The site consists of a preserved underground Royal Observer Corps (ROC) monitoring Post with the museum providing a source of further information relating to the ROC.
It continues to attract visitors for guided tours by former ROC personnel.
At the end of the Cold War in 1991 the Organisation was stood down.
On Thursday, July 18, 20 members of Brechin Rotary Club visited the museum when they got a tour round the site - one of only two refurbished ROC Posts that are open for access in Scotland.
The tour included a short talk on the ROC’s two roles from 1925 to 1991, a guided tour underground, featuring the Cold War operational procedures as well demonstrations of the above-ground equipment.
Additionally there is a collection of material from the ROC’s original role of aircraft identification and reporting from 1925 to 1945 and the remains of the reporting post.
An original 1941 Post Instrument, incorporating the Micklethwait height corrector, has been acquired by the museum.
This was used for the tracking and identifying aircraft during WWII, to establish its bearing, estimated height and position.
The Observer at a post would line up the aircraft through the sight bar and a pointer would move to show the position of the plane on a map table.
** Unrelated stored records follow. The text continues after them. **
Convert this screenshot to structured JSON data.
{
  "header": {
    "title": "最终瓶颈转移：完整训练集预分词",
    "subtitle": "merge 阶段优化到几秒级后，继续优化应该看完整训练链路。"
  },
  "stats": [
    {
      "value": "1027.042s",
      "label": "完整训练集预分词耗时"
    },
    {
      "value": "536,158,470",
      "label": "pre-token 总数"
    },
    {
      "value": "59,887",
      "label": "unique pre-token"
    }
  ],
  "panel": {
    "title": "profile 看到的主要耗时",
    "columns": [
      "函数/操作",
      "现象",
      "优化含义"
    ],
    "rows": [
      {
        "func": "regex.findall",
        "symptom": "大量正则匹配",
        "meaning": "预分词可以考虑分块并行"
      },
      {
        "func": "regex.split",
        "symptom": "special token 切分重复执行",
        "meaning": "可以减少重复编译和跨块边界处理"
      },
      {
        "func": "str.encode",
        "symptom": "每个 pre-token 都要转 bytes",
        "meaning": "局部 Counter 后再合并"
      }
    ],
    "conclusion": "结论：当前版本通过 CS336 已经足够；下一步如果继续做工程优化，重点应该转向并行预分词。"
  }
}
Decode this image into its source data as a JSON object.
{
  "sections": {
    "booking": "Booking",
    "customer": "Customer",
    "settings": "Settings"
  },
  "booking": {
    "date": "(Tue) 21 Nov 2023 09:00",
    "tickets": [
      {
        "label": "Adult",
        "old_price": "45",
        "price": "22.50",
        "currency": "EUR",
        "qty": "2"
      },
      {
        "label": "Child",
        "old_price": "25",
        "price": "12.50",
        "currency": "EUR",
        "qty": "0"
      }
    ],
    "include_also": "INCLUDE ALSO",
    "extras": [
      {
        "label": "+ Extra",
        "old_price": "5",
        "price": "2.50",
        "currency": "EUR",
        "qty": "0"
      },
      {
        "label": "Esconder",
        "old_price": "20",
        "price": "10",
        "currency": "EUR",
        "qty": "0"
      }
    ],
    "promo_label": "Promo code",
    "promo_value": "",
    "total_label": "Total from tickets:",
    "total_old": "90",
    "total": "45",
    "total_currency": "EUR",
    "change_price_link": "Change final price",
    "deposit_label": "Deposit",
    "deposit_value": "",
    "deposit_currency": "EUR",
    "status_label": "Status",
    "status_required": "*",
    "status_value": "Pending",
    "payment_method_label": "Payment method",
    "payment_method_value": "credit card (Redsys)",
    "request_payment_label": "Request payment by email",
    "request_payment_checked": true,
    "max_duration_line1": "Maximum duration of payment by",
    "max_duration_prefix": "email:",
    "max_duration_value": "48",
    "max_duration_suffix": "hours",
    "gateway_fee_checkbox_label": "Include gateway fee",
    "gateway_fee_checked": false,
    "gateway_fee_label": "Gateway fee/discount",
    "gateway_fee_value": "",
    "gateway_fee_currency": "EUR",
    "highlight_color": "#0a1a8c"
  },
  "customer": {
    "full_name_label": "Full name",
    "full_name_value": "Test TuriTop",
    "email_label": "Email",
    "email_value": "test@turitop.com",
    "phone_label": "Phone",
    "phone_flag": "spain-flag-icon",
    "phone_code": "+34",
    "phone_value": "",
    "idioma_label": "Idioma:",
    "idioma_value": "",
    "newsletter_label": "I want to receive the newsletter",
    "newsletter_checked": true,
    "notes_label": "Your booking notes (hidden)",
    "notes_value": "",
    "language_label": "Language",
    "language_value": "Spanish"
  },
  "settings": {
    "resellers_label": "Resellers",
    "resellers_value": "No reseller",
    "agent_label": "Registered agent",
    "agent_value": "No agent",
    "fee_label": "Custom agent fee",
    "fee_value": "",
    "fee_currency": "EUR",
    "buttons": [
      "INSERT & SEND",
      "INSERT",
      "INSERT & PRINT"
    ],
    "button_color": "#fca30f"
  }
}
It was used at the ROC site, on a turret on the water tower, during the war years and until 1956 before it was moved to Elliot where the bomb reinforced bunker was built in 1958.
This move meant the role of personnel changed from aircraft tracking and identification to that of training to monitor nuclear explosions and subsequent radioactive fallout in preparation of any nuclear attack taking place on the UK.
Museum visits must be pre-booked by contacting Cheryl at firstname.lastname@example.org or 07791395976.